Required action:
Scan the records below, and wherever a line has the word "just", pull it out.

Material for this exercise:
● ● ● ● ● ● ●

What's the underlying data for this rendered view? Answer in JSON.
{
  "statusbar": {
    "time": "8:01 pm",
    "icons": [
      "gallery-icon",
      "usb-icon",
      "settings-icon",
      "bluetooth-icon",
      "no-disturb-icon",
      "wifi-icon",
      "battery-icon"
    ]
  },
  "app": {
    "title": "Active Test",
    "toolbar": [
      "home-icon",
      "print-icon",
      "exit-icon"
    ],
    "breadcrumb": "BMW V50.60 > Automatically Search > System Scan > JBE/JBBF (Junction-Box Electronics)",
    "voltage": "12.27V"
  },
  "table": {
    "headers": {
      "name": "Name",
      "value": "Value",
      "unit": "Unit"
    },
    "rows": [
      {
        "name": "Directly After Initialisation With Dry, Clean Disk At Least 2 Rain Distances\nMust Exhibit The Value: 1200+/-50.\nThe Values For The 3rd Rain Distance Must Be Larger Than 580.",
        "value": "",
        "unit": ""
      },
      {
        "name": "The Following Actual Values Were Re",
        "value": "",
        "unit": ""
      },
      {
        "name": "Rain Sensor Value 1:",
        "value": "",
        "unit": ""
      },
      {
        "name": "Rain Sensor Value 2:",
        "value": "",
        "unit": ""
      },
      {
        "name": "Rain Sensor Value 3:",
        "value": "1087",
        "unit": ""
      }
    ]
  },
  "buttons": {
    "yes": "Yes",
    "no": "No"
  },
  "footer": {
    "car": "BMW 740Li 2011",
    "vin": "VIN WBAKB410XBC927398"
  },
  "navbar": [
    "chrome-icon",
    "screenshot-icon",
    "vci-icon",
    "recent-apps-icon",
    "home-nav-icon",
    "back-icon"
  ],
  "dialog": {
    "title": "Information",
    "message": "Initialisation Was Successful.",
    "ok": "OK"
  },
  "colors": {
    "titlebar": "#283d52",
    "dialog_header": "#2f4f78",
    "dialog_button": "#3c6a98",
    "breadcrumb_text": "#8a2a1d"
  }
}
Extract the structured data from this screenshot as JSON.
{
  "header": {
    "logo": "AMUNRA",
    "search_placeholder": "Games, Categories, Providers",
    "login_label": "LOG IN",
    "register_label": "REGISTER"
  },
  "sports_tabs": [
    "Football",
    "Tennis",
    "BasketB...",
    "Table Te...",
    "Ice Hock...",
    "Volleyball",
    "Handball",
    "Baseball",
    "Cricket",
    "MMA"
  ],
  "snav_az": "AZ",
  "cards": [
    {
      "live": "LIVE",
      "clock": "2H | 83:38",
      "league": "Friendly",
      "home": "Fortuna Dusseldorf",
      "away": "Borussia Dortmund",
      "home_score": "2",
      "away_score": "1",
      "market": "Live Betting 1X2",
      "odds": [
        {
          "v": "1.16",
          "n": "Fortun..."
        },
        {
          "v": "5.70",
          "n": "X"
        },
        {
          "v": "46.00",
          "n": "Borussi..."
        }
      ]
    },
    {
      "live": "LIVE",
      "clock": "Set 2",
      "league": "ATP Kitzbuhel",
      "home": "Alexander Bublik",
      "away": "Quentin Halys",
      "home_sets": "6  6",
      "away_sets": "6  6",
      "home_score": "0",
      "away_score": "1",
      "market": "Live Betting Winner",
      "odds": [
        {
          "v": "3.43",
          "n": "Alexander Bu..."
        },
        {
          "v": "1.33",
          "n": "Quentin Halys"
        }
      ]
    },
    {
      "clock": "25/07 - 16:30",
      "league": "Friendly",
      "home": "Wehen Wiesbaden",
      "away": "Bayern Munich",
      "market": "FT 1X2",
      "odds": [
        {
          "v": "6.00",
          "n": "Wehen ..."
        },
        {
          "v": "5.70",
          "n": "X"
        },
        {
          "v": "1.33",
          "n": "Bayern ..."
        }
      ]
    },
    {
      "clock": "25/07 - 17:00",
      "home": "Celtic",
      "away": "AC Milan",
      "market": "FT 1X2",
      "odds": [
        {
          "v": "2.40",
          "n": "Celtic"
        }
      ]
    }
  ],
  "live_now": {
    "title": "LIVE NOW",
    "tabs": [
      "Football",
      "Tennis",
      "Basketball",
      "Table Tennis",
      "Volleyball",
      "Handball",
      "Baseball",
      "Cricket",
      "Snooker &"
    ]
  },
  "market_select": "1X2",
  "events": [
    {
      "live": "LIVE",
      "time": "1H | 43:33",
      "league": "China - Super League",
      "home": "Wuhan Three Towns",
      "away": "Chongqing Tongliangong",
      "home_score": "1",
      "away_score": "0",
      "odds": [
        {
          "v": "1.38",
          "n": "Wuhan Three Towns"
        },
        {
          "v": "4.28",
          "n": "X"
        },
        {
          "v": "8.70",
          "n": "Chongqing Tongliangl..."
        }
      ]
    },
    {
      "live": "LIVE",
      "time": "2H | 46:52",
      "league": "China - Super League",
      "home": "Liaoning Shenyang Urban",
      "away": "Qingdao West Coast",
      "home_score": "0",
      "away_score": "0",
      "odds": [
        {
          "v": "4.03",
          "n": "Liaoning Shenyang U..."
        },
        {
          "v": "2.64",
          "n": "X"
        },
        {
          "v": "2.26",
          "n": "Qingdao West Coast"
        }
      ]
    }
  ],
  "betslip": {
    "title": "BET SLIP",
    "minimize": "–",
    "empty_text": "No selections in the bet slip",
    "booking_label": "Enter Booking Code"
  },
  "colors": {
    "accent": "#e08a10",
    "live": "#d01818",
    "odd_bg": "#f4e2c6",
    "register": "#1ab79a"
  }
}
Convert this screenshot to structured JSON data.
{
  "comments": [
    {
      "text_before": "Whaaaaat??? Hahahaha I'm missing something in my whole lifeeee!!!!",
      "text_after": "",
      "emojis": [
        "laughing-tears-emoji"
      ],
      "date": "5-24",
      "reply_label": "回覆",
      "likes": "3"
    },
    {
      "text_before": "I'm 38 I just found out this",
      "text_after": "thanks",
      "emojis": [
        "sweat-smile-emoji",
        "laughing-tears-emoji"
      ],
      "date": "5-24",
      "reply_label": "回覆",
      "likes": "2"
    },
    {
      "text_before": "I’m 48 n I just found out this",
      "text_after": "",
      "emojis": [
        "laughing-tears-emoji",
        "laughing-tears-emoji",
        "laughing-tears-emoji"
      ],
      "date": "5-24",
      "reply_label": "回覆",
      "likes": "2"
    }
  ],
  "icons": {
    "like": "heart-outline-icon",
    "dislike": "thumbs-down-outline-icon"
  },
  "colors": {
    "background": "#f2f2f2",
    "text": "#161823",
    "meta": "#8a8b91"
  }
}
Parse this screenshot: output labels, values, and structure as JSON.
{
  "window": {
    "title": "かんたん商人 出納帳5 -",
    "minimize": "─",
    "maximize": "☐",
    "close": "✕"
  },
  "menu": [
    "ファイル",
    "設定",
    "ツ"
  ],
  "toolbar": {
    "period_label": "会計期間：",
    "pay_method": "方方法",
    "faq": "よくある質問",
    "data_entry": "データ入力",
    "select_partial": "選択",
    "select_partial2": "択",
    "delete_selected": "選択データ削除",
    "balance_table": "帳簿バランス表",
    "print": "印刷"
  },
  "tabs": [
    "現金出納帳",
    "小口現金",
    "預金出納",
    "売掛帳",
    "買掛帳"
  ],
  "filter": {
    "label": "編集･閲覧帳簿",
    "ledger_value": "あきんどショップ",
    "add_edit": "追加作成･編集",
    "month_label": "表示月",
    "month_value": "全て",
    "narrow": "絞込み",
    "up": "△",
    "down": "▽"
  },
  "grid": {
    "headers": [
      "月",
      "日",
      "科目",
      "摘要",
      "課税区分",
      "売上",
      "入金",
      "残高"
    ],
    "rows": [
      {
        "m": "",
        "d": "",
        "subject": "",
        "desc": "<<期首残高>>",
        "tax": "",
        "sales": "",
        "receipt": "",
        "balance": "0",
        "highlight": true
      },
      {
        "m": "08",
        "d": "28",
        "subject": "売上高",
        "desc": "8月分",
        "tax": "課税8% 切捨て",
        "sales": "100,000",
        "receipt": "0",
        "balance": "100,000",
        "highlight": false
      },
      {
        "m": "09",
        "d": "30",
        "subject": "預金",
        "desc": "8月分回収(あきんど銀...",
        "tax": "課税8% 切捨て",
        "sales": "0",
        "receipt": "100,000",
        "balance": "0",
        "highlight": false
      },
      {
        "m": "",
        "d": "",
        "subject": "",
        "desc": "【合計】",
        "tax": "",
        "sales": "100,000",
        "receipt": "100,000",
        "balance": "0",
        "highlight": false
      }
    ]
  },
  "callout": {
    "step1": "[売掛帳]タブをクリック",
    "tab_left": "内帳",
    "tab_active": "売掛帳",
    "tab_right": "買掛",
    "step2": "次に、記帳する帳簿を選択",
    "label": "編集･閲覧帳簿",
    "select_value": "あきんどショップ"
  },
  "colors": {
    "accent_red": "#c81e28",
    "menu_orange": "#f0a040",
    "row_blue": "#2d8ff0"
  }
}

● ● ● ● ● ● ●

Answer to this exercise:
      "text_before": "I'm 38 I just found out this",
      "text_before": "I’m 48 n I just found out this",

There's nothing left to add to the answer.